The all-conquering hosts are next up in Lucknow on Sunday – on paper their toughest assignment of all – and another loss would represent England’s worst-ever sequence at the tournament.
The question marks are piling up with every disappointing result, with team selection, tactics and the England and Wales Cricket Board’s structural commitment to the 50-over game all under scrutiny.
Captain Jos Buttler and head coach Matthew Mott have both been forced to defend their positions and Trescothick made it clear the situation was taking its toll.
“We’ve just not been matching up to the levels we expect and of course it’s disappointing,” he said.
“We’re all feeling it. We’re all feeling the heat. It’s challenging for everyone.

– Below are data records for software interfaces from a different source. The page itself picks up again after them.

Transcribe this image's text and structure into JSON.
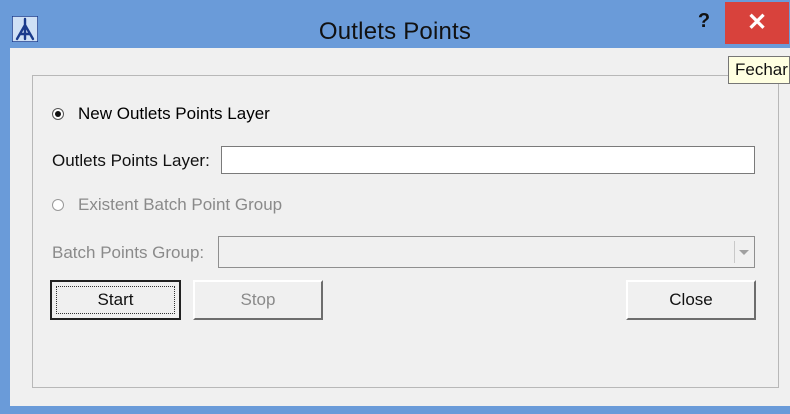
{
  "window": {
    "title": "Outlets Points",
    "help_label": "?",
    "close_label": "✕",
    "close_tooltip": "Fechar",
    "app_icon": "app-logo-icon"
  },
  "form": {
    "new_layer_radio": {
      "label": "New Outlets Points Layer",
      "checked": true
    },
    "outlets_layer": {
      "label": "Outlets Points Layer:",
      "value": ""
    },
    "existent_group_radio": {
      "label": "Existent Batch Point Group",
      "checked": false,
      "disabled": true
    },
    "batch_group": {
      "label": "Batch Points Group:",
      "value": "",
      "disabled": true
    }
  },
  "buttons": {
    "start": "Start",
    "stop": "Stop",
    "close": "Close"
  },
  "colors": {
    "titlebar": "#6a9bd9",
    "close_button": "#d8423c",
    "client": "#f0f0f0",
    "tooltip": "#ffffe1"
  }
}
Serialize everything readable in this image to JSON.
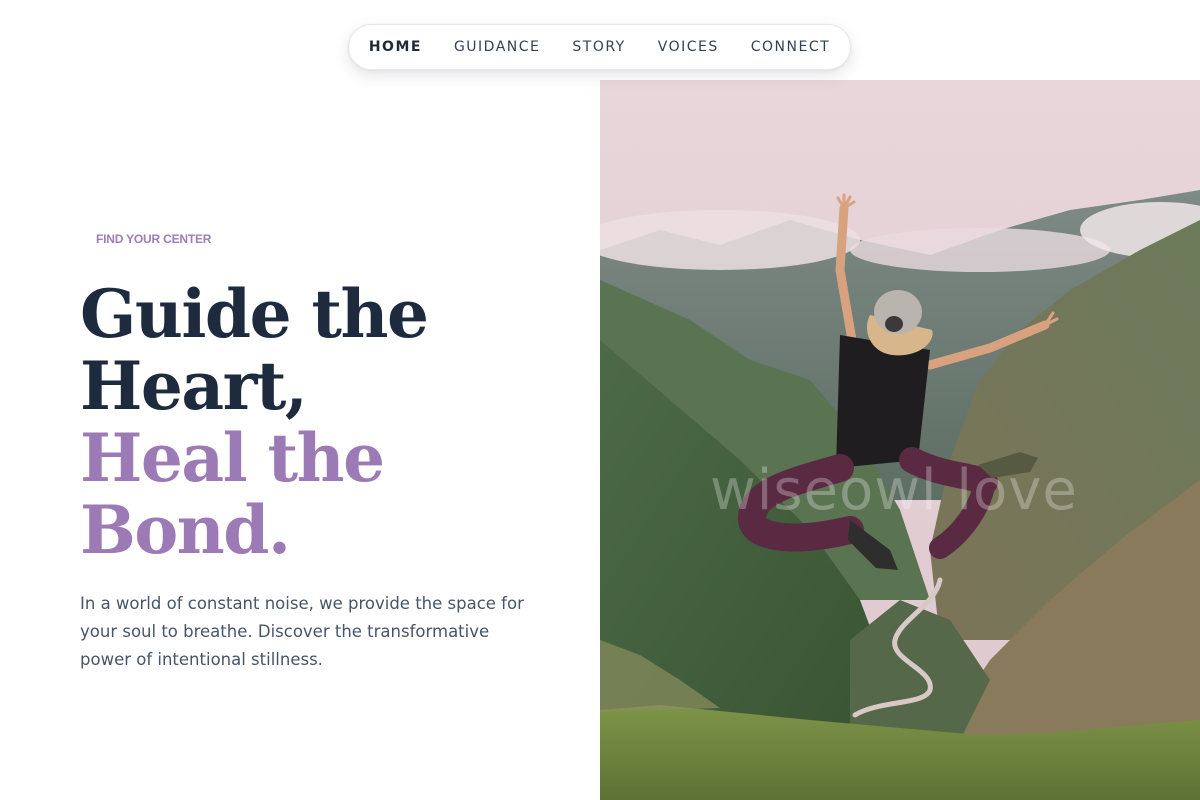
{
  "nav": {
    "items": [
      {
        "label": "HOME",
        "active": true
      },
      {
        "label": "GUIDANCE",
        "active": false
      },
      {
        "label": "STORY",
        "active": false
      },
      {
        "label": "VOICES",
        "active": false
      },
      {
        "label": "CONNECT",
        "active": false
      }
    ]
  },
  "hero": {
    "kicker": "FIND YOUR CENTER",
    "headline_lines": [
      "Guide the",
      "Heart,",
      "Heal the",
      "Bond."
    ],
    "lead": "In a world of constant noise, we provide the space for your soul to breathe. Discover the transformative power of intentional stillness.",
    "image_watermark": "wiseowl love"
  },
  "colors": {
    "accent": "#9b7ab5",
    "heading": "#1e2a3e",
    "body_text": "#475569"
  }
}
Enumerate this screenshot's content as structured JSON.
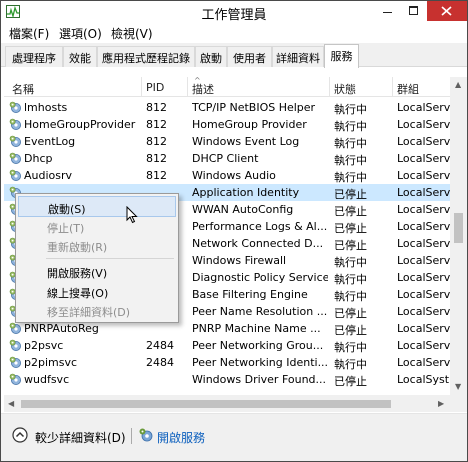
{
  "window": {
    "title": "工作管理員"
  },
  "menu": [
    "檔案(F)",
    "選項(O)",
    "檢視(V)"
  ],
  "tabs": [
    "處理程序",
    "效能",
    "應用程式歷程記錄",
    "啟動",
    "使用者",
    "詳細資料",
    "服務"
  ],
  "active_tab": "服務",
  "columns": {
    "name": "名稱",
    "pid": "PID",
    "description": "描述",
    "status": "狀態",
    "group": "群組"
  },
  "services": [
    {
      "name": "lmhosts",
      "pid": "812",
      "description": "TCP/IP NetBIOS Helper",
      "status": "執行中",
      "group": "LocalServi"
    },
    {
      "name": "HomeGroupProvider",
      "pid": "812",
      "description": "HomeGroup Provider",
      "status": "執行中",
      "group": "LocalServi"
    },
    {
      "name": "EventLog",
      "pid": "812",
      "description": "Windows Event Log",
      "status": "執行中",
      "group": "LocalServi"
    },
    {
      "name": "Dhcp",
      "pid": "812",
      "description": "DHCP Client",
      "status": "執行中",
      "group": "LocalServi"
    },
    {
      "name": "Audiosrv",
      "pid": "812",
      "description": "Windows Audio",
      "status": "執行中",
      "group": "LocalServi"
    },
    {
      "name": "",
      "pid": "",
      "description": "Application Identity",
      "status": "已停止",
      "group": "LocalServi"
    },
    {
      "name": "",
      "pid": "",
      "description": "WWAN AutoConfig",
      "status": "已停止",
      "group": "LocalServi"
    },
    {
      "name": "",
      "pid": "",
      "description": "Performance Logs & Al...",
      "status": "已停止",
      "group": "LocalServi"
    },
    {
      "name": "",
      "pid": "",
      "description": "Network Connected D...",
      "status": "已停止",
      "group": "LocalServi"
    },
    {
      "name": "",
      "pid": "",
      "description": "Windows Firewall",
      "status": "執行中",
      "group": "LocalServi"
    },
    {
      "name": "",
      "pid": "",
      "description": "Diagnostic Policy Service",
      "status": "執行中",
      "group": "LocalServi"
    },
    {
      "name": "",
      "pid": "",
      "description": "Base Filtering Engine",
      "status": "執行中",
      "group": "LocalServi"
    },
    {
      "name": "",
      "pid": "",
      "description": "Peer Name Resolution ...",
      "status": "已停止",
      "group": "LocalServi"
    },
    {
      "name": "PNRPAutoReg",
      "pid": "",
      "description": "PNRP Machine Name ...",
      "status": "已停止",
      "group": "LocalServi"
    },
    {
      "name": "p2psvc",
      "pid": "2484",
      "description": "Peer Networking Grou...",
      "status": "執行中",
      "group": "LocalServi"
    },
    {
      "name": "p2pimsvc",
      "pid": "2484",
      "description": "Peer Networking Identi...",
      "status": "執行中",
      "group": "LocalServi"
    },
    {
      "name": "wudfsvc",
      "pid": "",
      "description": "Windows Driver Found...",
      "status": "已停止",
      "group": "LocalSyst..."
    }
  ],
  "selected_row_index": 5,
  "context_menu": {
    "items": [
      {
        "label": "啟動(S)",
        "enabled": true,
        "highlighted": true
      },
      {
        "label": "停止(T)",
        "enabled": false
      },
      {
        "label": "重新啟動(R)",
        "enabled": false
      },
      {
        "label": "開啟服務(V)",
        "enabled": true
      },
      {
        "label": "線上搜尋(O)",
        "enabled": true
      },
      {
        "label": "移至詳細資料(D)",
        "enabled": false
      }
    ]
  },
  "footer": {
    "fewer_details": "較少詳細資料(D)",
    "open_services": "開啟服務"
  },
  "colors": {
    "selection": "#cce8ff",
    "close_button": "#c7312f",
    "link": "#0a5ebd",
    "menu_hover": "#dde9f7"
  },
  "icons": {
    "app": "task-manager-icon",
    "service": "gear-icon",
    "fewer_details": "chevron-up-circle-icon",
    "open_services": "gear-icon",
    "cursor": "mouse-pointer-icon"
  }
}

“But what can you do? We prepared the same. Every practice we go through, we’re coming out the other side thinking we’re in a good place and feeling quite right.
“But it’s just not quite worked when we’ve gone into the games.”

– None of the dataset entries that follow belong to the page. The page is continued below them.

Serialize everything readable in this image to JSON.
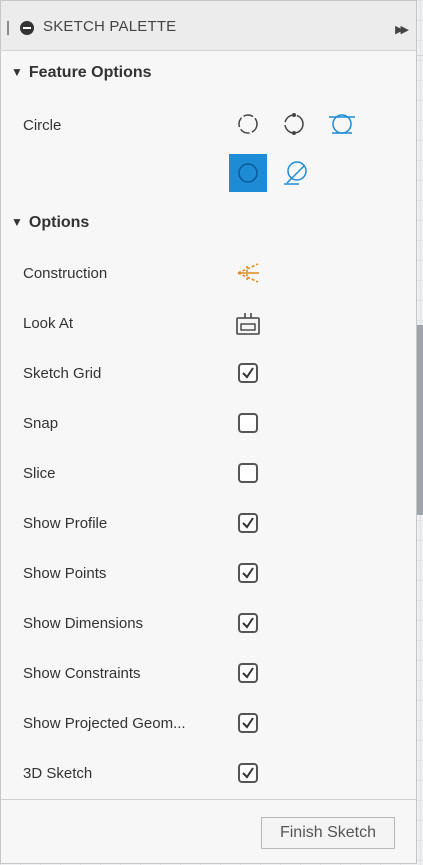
{
  "palette": {
    "title": "SKETCH PALETTE",
    "finish_label": "Finish Sketch"
  },
  "feature_options": {
    "header": "Feature Options",
    "circle_label": "Circle",
    "circle_tools": [
      {
        "icon": "center-diameter-circle-icon",
        "active": false
      },
      {
        "icon": "two-point-circle-icon",
        "active": false
      },
      {
        "icon": "three-point-circle-icon",
        "active": false
      },
      {
        "icon": "2-tangent-circle-icon",
        "active": true
      },
      {
        "icon": "3-tangent-circle-icon",
        "active": false
      }
    ]
  },
  "options": {
    "header": "Options",
    "construction_label": "Construction",
    "look_at_label": "Look At",
    "checkboxes": [
      {
        "label": "Sketch Grid",
        "checked": true
      },
      {
        "label": "Snap",
        "checked": false
      },
      {
        "label": "Slice",
        "checked": false
      },
      {
        "label": "Show Profile",
        "checked": true
      },
      {
        "label": "Show Points",
        "checked": true
      },
      {
        "label": "Show Dimensions",
        "checked": true
      },
      {
        "label": "Show Constraints",
        "checked": true
      },
      {
        "label": "Show Projected Geom...",
        "checked": true
      },
      {
        "label": "3D Sketch",
        "checked": true
      }
    ]
  },
  "colors": {
    "accent": "#1d8bd6",
    "construction": "#e08a1e"
  }
}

The drop off in performance from a side who became the most feared white-ball side in the world on their way to the 2019 title has been so stark, there have been suggestions about England’s motivation to climb the mountain once more.
Asked if England had simply lost interest in the 50-over format, sidetracked by T20 and the ‘Bazball’ revolution in the Test arena, Trescothick resisted.

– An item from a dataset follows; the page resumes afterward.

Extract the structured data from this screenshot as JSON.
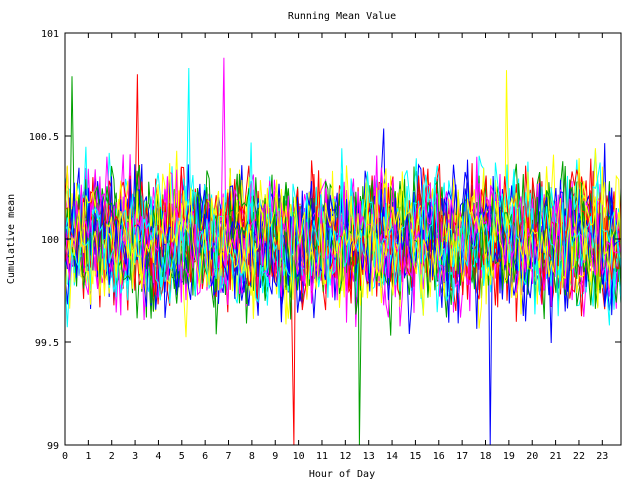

“Forgive me, I don’t want to be blunt here, but we haven’t lost faith in what it is,” he responded.
“I can’t really say too much more. We love playing any form of cricket, any form of the game that we play.
“We were desperate to come here and try and win back-to-back 50-over competitions. So, we’re still very much focused on all formats of the game.”
Lining up against India at their home can be a daunting experience at the best of times and doing so while devoid of confidence and form only makes matters worse.
Rohit Sharma’s side bring a 100 per cent record into the match and are likely to be aided by a highly partisan crowd and, if local reports on the ground are to be believed, a helpful turning pitch.
But Trescothick hopes to see England thrive under adversity.
“I think playing against India in a World Cup in their own country is a special part of the game,” he said.
“You know there’ll be a big crowd and there’ll be a wonderful occasion. The atmosphere is going to be electric.”
England will surely consider bringing Harry Brook back into their under-performing batting line-up after surprisingly dropping him last time out, while Gus Atkinson, Sam Curran and the recently-arrived Brydon Carse all stand by to help refresh the bowling stocks.
There will be some temptation to play all three in an overt act of adding a more youthful sheen to an ageing outfit, but England may exert more restraint given the size of the task ahead against the likes of Rohit and Virat Kohli.